ABOUT THIS TASK: Among the records below, which lines contain the string "likes"? Report them.

Data about app and page elements
◇ ◇ ◇
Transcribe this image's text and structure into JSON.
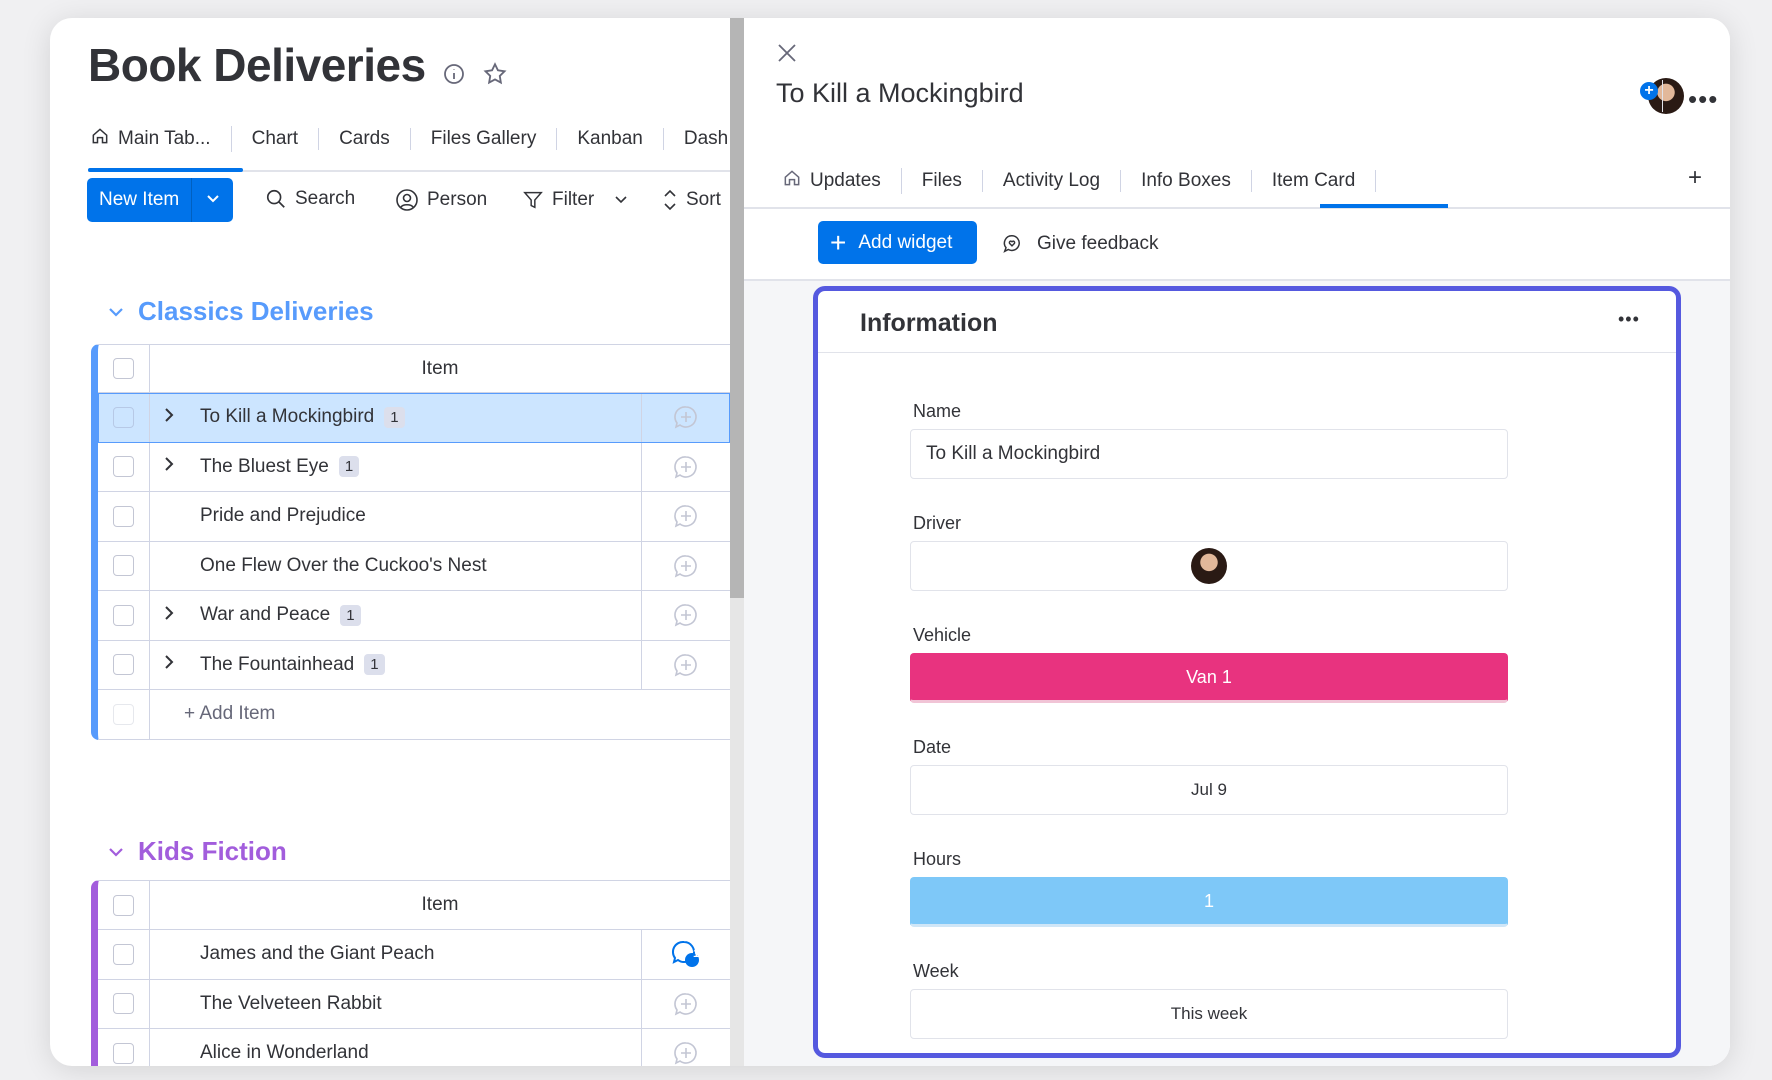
{
  "board": {
    "title": "Book Deliveries",
    "views": [
      "Main Tab...",
      "Chart",
      "Cards",
      "Files Gallery",
      "Kanban",
      "Dash"
    ],
    "toolbar": {
      "new_item": "New Item",
      "search": "Search",
      "person": "Person",
      "filter": "Filter",
      "sort": "Sort"
    },
    "groups": [
      {
        "title": "Classics Deliveries",
        "color": "#579bfc",
        "header": "Item",
        "items": [
          {
            "name": "To Kill a Mockingbird",
            "subitems": "1",
            "selected": true
          },
          {
            "name": "The Bluest Eye",
            "subitems": "1"
          },
          {
            "name": "Pride and Prejudice"
          },
          {
            "name": "One Flew Over the Cuckoo's Nest"
          },
          {
            "name": "War and Peace",
            "subitems": "1"
          },
          {
            "name": "The Fountainhead",
            "subitems": "1"
          }
        ],
        "add_item": "+ Add Item"
      },
      {
        "title": "Kids Fiction",
        "color": "#a25ddc",
        "header": "Item",
        "items": [
          {
            "name": "James and the Giant Peach",
            "updates": "1"
          },
          {
            "name": "The Velveteen Rabbit"
          },
          {
            "name": "Alice in Wonderland"
          }
        ]
      }
    ]
  },
  "panel": {
    "title": "To Kill a Mockingbird",
    "tabs": [
      "Updates",
      "Files",
      "Activity Log",
      "Info Boxes",
      "Item Card"
    ],
    "active_tab": "Item Card",
    "add_widget": "Add widget",
    "give_feedback": "Give feedback",
    "widget": {
      "title": "Information",
      "fields": {
        "name": {
          "label": "Name",
          "value": "To Kill a Mockingbird"
        },
        "driver": {
          "label": "Driver"
        },
        "vehicle": {
          "label": "Vehicle",
          "value": "Van 1",
          "color": "#e8337f"
        },
        "date": {
          "label": "Date",
          "value": "Jul 9"
        },
        "hours": {
          "label": "Hours",
          "value": "1",
          "color": "#7ec8f8"
        },
        "week": {
          "label": "Week",
          "value": "This week"
        }
      }
    }
  },
  "colors": {
    "primary": "#0073ea",
    "widget_border": "#5559df",
    "selected_row": "#cce5ff"
  }
}
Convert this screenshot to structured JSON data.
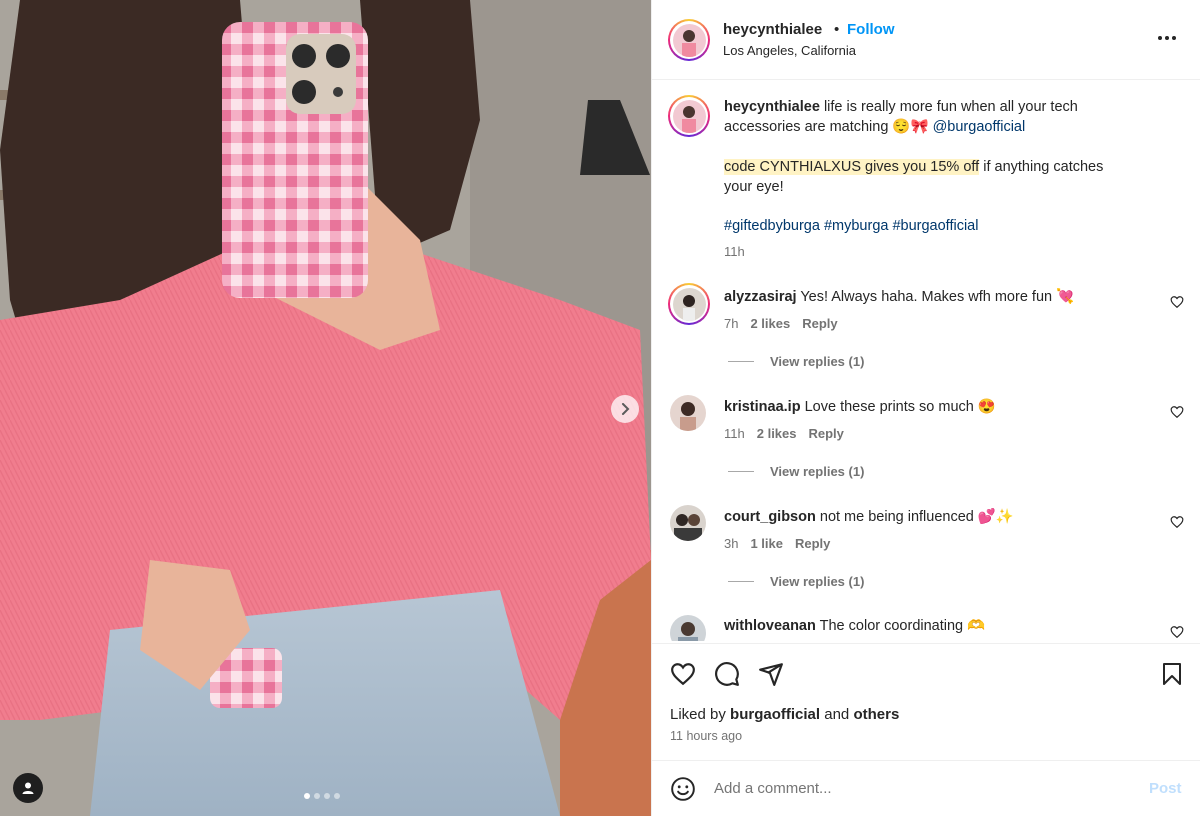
{
  "post": {
    "username": "heycynthialee",
    "separator": "•",
    "follow_label": "Follow",
    "location": "Los Angeles, California"
  },
  "caption": {
    "username": "heycynthialee",
    "line1": "life is really more fun when all your tech",
    "line2_text": "accessories are matching 😌🎀",
    "line2_mention": "@burgaofficial",
    "code_highlight": "code CYNTHIALXUS gives you 15% off",
    "code_rest": "if anything catches",
    "code_line2": "your eye!",
    "hashtags": "#giftedbyburga #myburga #burgaofficial",
    "time": "11h"
  },
  "comments": [
    {
      "user": "alyzzasiraj",
      "text": "Yes! Always haha. Makes wfh more fun 💘",
      "time": "7h",
      "likes": "2 likes",
      "reply": "Reply",
      "view_replies": "View replies (1)"
    },
    {
      "user": "kristinaa.ip",
      "text": "Love these prints so much 😍",
      "time": "11h",
      "likes": "2 likes",
      "reply": "Reply",
      "view_replies": "View replies (1)"
    },
    {
      "user": "court_gibson",
      "text": "not me being influenced 💕✨",
      "time": "3h",
      "likes": "1 like",
      "reply": "Reply",
      "view_replies": "View replies (1)"
    },
    {
      "user": "withloveanan",
      "text": "The color coordinating 🫶"
    }
  ],
  "likes": {
    "prefix": "Liked by",
    "user": "burgaofficial",
    "and": "and",
    "others": "others",
    "time_ago": "11 hours ago"
  },
  "composer": {
    "placeholder": "Add a comment...",
    "post_label": "Post"
  },
  "icons": {
    "like": "heart-icon",
    "comment": "comment-icon",
    "share": "paper-plane-icon",
    "save": "bookmark-icon",
    "emoji": "smiley-icon",
    "more": "more-icon",
    "next": "chevron-right-icon",
    "tag": "user-tag-icon"
  },
  "colors": {
    "follow_blue": "#0095f6",
    "mention": "#00376b",
    "highlight": "#fff3c4",
    "sweater_pink": "#f07f8f",
    "gingham_pink": "#ee8aa6"
  },
  "carousel": {
    "total": 4,
    "active": 1
  }
}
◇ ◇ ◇
OUTPUT BELOW:
      "likes": "2 likes",
      "likes": "2 likes",
      "likes": "1 like",
  "likes": {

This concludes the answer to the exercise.